Atlanta Pastor, Louie Giglio referred to slavery as “white blaessing”.
What We Know:
- Pastor Louie Giglio, with the Passion City Church, made some outrageous comments durring a recorded interview with Chick-fil-A CEO Dan Cathy and Christian hip-hop artist Lecrae.
- Giglio stated, “We understand the curse that was slavery, white people do, and we say that was bad, but we miss the blessing of slavery, that it actually built up the framework for the world that white people live in and lived in”. Then he contiuned to say that instead of using the term white privilege, he perfers “white blessing”.
- Lecrae listened with respect to the pastor and then explained that being able to dismiss the term white privilege is a privilege in and of itself. “You have the ability to not think about it. I cannot change my skin tone,” Lecrae explained. “I cannot live another day without recognizing my blackness.”
- After the comment, Twitter went up in a fire storm over his comments.
Watching @louiegiglio talk about “the blessings of slavery” and “white blessings” reminds me that MANY white evangelical leaders are two or three good questions (and a bourbon) away from confessing a white supremacist view. https://t.co/SCoRs79fHx

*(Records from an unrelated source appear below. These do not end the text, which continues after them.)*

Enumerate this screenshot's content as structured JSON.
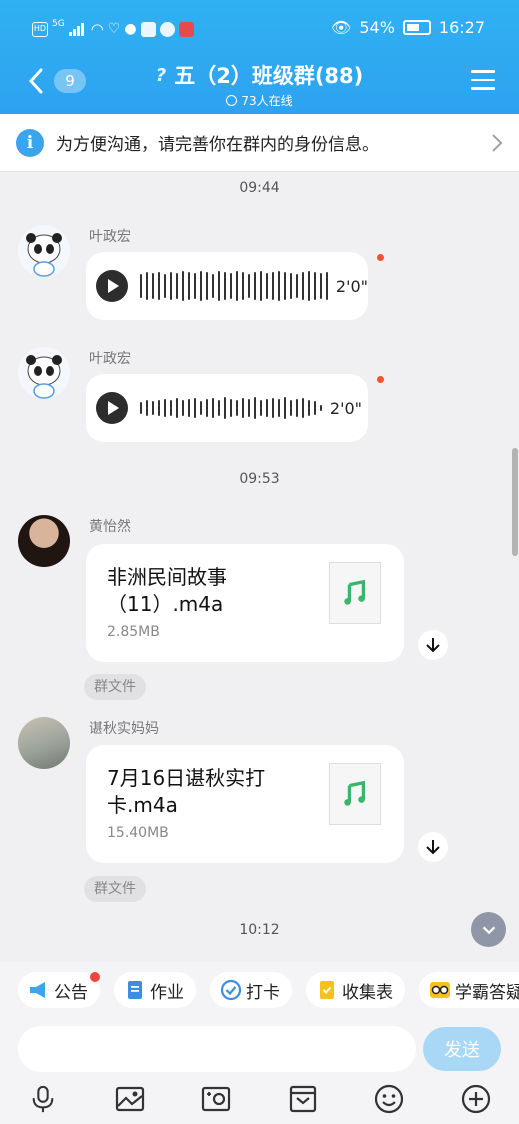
{
  "status_bar": {
    "left_labels": [
      "HD",
      "5G"
    ],
    "battery": "54%",
    "time": "16:27"
  },
  "header": {
    "back_badge": "9",
    "title": "五（2）班级群(88)",
    "online": "73人在线"
  },
  "info_bar": {
    "text": "为方便沟通，请完善你在群内的身份信息。"
  },
  "timestamps": [
    "09:44",
    "09:53",
    "10:12"
  ],
  "messages": [
    {
      "sender": "叶政宏",
      "type": "voice",
      "duration": "2'0\"",
      "unread": true
    },
    {
      "sender": "叶政宏",
      "type": "voice",
      "duration": "2'0\"",
      "unread": true
    },
    {
      "sender": "黄怡然",
      "type": "file",
      "file_name": "非洲民间故事（11）.m4a",
      "file_size": "2.85MB",
      "tag": "群文件"
    },
    {
      "sender": "谌秋实妈妈",
      "type": "file",
      "file_name": "7月16日谌秋实打卡.m4a",
      "file_size": "15.40MB",
      "tag": "群文件"
    }
  ],
  "toolbar_chips": [
    {
      "label": "公告",
      "icon": "megaphone-icon",
      "dot": true
    },
    {
      "label": "作业",
      "icon": "document-icon"
    },
    {
      "label": "打卡",
      "icon": "check-circle-icon"
    },
    {
      "label": "收集表",
      "icon": "form-icon"
    },
    {
      "label": "学霸答疑",
      "icon": "glasses-icon"
    }
  ],
  "composer": {
    "placeholder": "",
    "send_label": "发送"
  },
  "bottom_tools": [
    "microphone-icon",
    "image-icon",
    "camera-icon",
    "sticker-box-icon",
    "emoji-icon",
    "plus-icon"
  ],
  "colors": {
    "header": "#2ea8f2",
    "accent": "#3aa5ea",
    "unread_dot": "#f0532f",
    "send_disabled": "#a9d8f7"
  }
}
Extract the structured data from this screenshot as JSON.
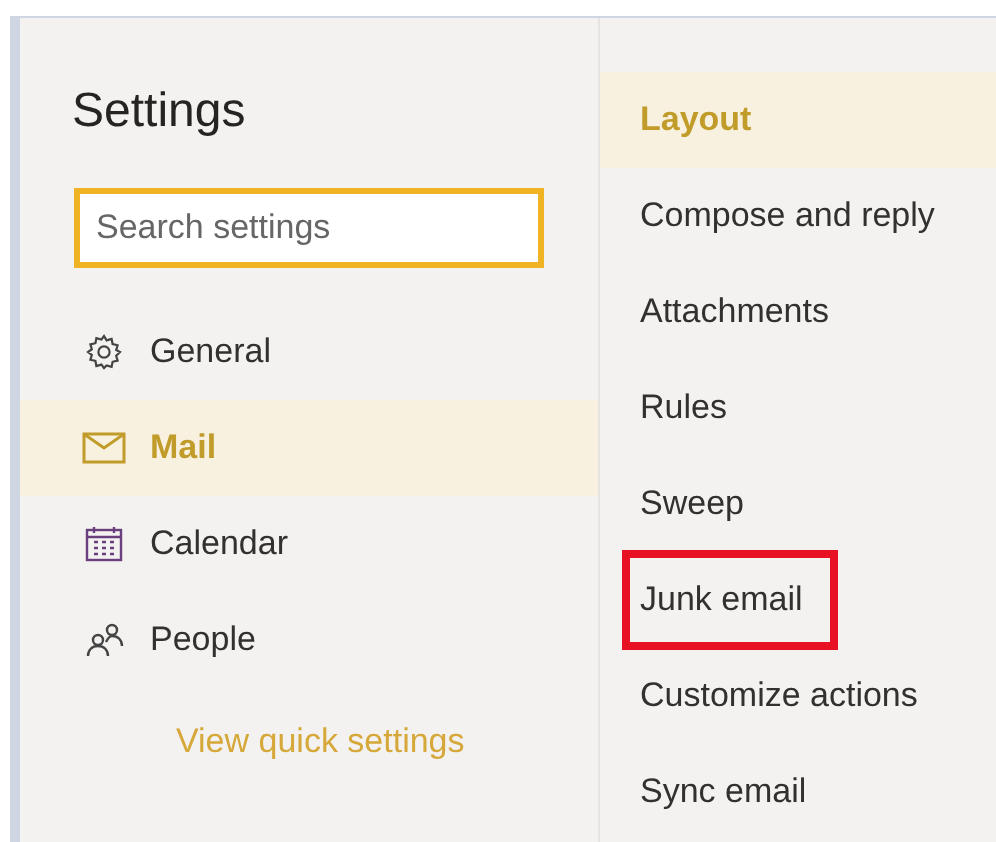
{
  "title": "Settings",
  "search": {
    "placeholder": "Search settings",
    "focused": true
  },
  "nav": [
    {
      "label": "General",
      "kind": "gear",
      "selected": false
    },
    {
      "label": "Mail",
      "kind": "mail",
      "selected": true
    },
    {
      "label": "Calendar",
      "kind": "calendar",
      "selected": false
    },
    {
      "label": "People",
      "kind": "people",
      "selected": false
    }
  ],
  "quick_link": "View quick settings",
  "subnav": [
    {
      "label": "Layout",
      "selected": true,
      "annotated": false
    },
    {
      "label": "Compose and reply",
      "selected": false,
      "annotated": false
    },
    {
      "label": "Attachments",
      "selected": false,
      "annotated": false
    },
    {
      "label": "Rules",
      "selected": false,
      "annotated": false
    },
    {
      "label": "Sweep",
      "selected": false,
      "annotated": false
    },
    {
      "label": "Junk email",
      "selected": false,
      "annotated": true
    },
    {
      "label": "Customize actions",
      "selected": false,
      "annotated": false
    },
    {
      "label": "Sync email",
      "selected": false,
      "annotated": false
    }
  ]
}
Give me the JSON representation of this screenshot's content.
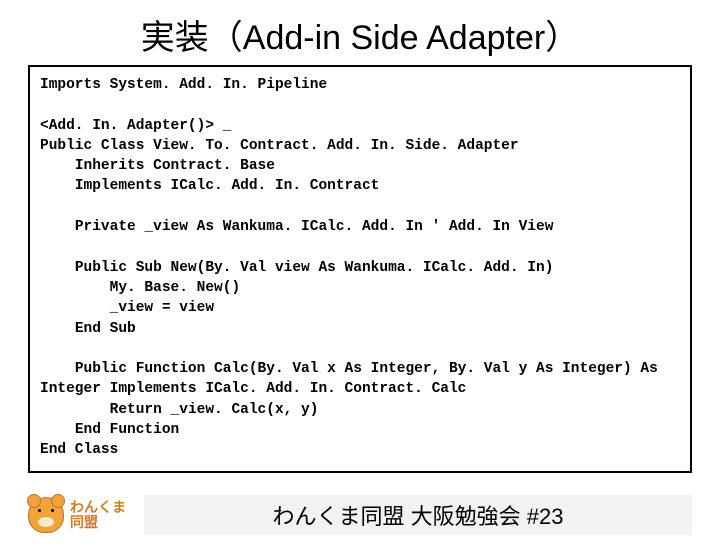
{
  "title": "実装（Add-in Side Adapter）",
  "code": "Imports System. Add. In. Pipeline\n\n<Add. In. Adapter()> _\nPublic Class View. To. Contract. Add. In. Side. Adapter\n    Inherits Contract. Base\n    Implements ICalc. Add. In. Contract\n\n    Private _view As Wankuma. ICalc. Add. In ' Add. In View\n\n    Public Sub New(By. Val view As Wankuma. ICalc. Add. In)\n        My. Base. New()\n        _view = view\n    End Sub\n\n    Public Function Calc(By. Val x As Integer, By. Val y As Integer) As Integer Implements ICalc. Add. In. Contract. Calc\n        Return _view. Calc(x, y)\n    End Function\nEnd Class",
  "logo": {
    "line1": "わんくま",
    "line2": "同盟"
  },
  "footer": "わんくま同盟 大阪勉強会 #23"
}
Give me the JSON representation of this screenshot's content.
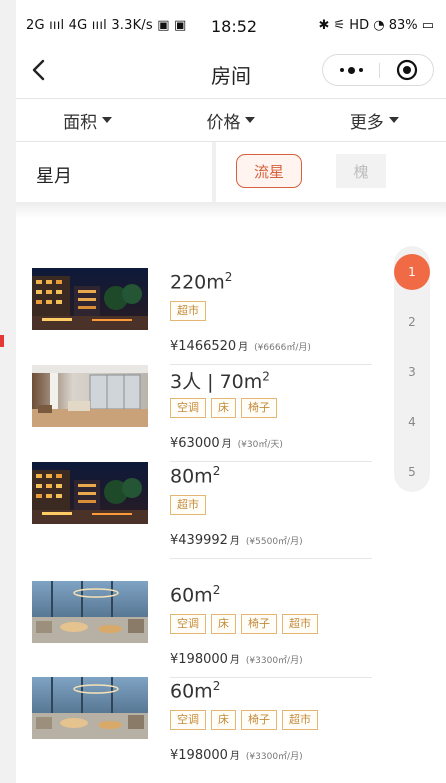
{
  "status_bar": {
    "left": "2G ıııl 4G ıııl 3.3K/s ▣ ▣",
    "time": "18:52",
    "right": "✱ ⚟ HD ◔ 83% ▭"
  },
  "nav": {
    "title": "房间",
    "back_icon": "chevron-left-icon",
    "more_icon": "more-dots-icon",
    "close_icon": "target-close-icon"
  },
  "filters": [
    {
      "label": "面积"
    },
    {
      "label": "价格"
    },
    {
      "label": "更多"
    }
  ],
  "building": {
    "name": "星月",
    "chips": [
      {
        "label": "流星",
        "active": true
      },
      {
        "label": "槐",
        "active": false
      }
    ]
  },
  "listings": [
    {
      "area_prefix": "",
      "area": "220m",
      "sup": "2",
      "tags": [
        "超市"
      ],
      "price": "¥1466520",
      "unit": "月",
      "rate": "(¥6666㎡/月)",
      "image": "night-street"
    },
    {
      "area_prefix": "3人 | ",
      "area": "70m",
      "sup": "2",
      "tags": [
        "空调",
        "床",
        "椅子"
      ],
      "price": "¥63000",
      "unit": "月",
      "rate": "(¥30㎡/天)",
      "image": "office-interior"
    },
    {
      "area_prefix": "",
      "area": "80m",
      "sup": "2",
      "tags": [
        "超市"
      ],
      "price": "¥439992",
      "unit": "月",
      "rate": "(¥5500㎡/月)",
      "image": "night-street"
    },
    {
      "area_prefix": "",
      "area": "60m",
      "sup": "2",
      "tags": [
        "空调",
        "床",
        "椅子",
        "超市"
      ],
      "price": "¥198000",
      "unit": "月",
      "rate": "(¥3300㎡/月)",
      "image": "lounge"
    },
    {
      "area_prefix": "",
      "area": "60m",
      "sup": "2",
      "tags": [
        "空调",
        "床",
        "椅子",
        "超市"
      ],
      "price": "¥198000",
      "unit": "月",
      "rate": "(¥3300㎡/月)",
      "image": "lounge"
    }
  ],
  "pager": {
    "pages": [
      "1",
      "2",
      "3",
      "4",
      "5"
    ],
    "active": "1"
  },
  "colors": {
    "accent": "#f06a45",
    "chip_border": "#d7603e",
    "tag_border": "#e4b674",
    "tag_text": "#c58b3a"
  }
}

— Jonathan Merritt (@JonathanMerritt) June 16, 2020
“White privilege” is NOT “White Blessing!” Please don’t do that.
Slavery was indeed a demonic curse. And what came out of it is also A CURSE.
That logic means I can kidnap someone, force them to work for free, & call the profit MY BLESSING!
NO SIR! @louiegiglio NOPE!
— Hart Ramsey (@hartramsey) June 16, 2020
.@louiegiglio trying to rename #WhitePrivilege as #whiteblessing b/c it hurts white people's feelings is the height of white privilege. I wish I could say I'm surprised to see white men trying to take over a conversation they know nothing about — but I can't.
— Kirsten Powers (@KirstenPowers) June 16, 2020
- Then Tuesday, Giglio released a video apology, saying using the phrase “white blessing” was a “horrible choice of words”.
I’m sorry—a message from my heart. pic.twitter.com/FD6AYU1mcM
— Louie Giglio (@louiegiglio) June 16, 2020
- “I don’t, to be clear, believe there is any blessing in slavery,” he stated. “To the contrary, what I’m trying to understand and help people see is that I, my white brothers and sisters, we sit in large part where we are today because of the centuries of gross injustice done to our black brothers and sisters.”
This isn’t the first time Giglio’s comments have sparked outrage. In 2013, he withdrew from giving the benediction at President Barack Obama’s second inauguration following criticism over a sermon he gave in the 1990s, pushing for a controversial therapy that claimed to turn gay people straight and for saying homosexuality was a “sin”.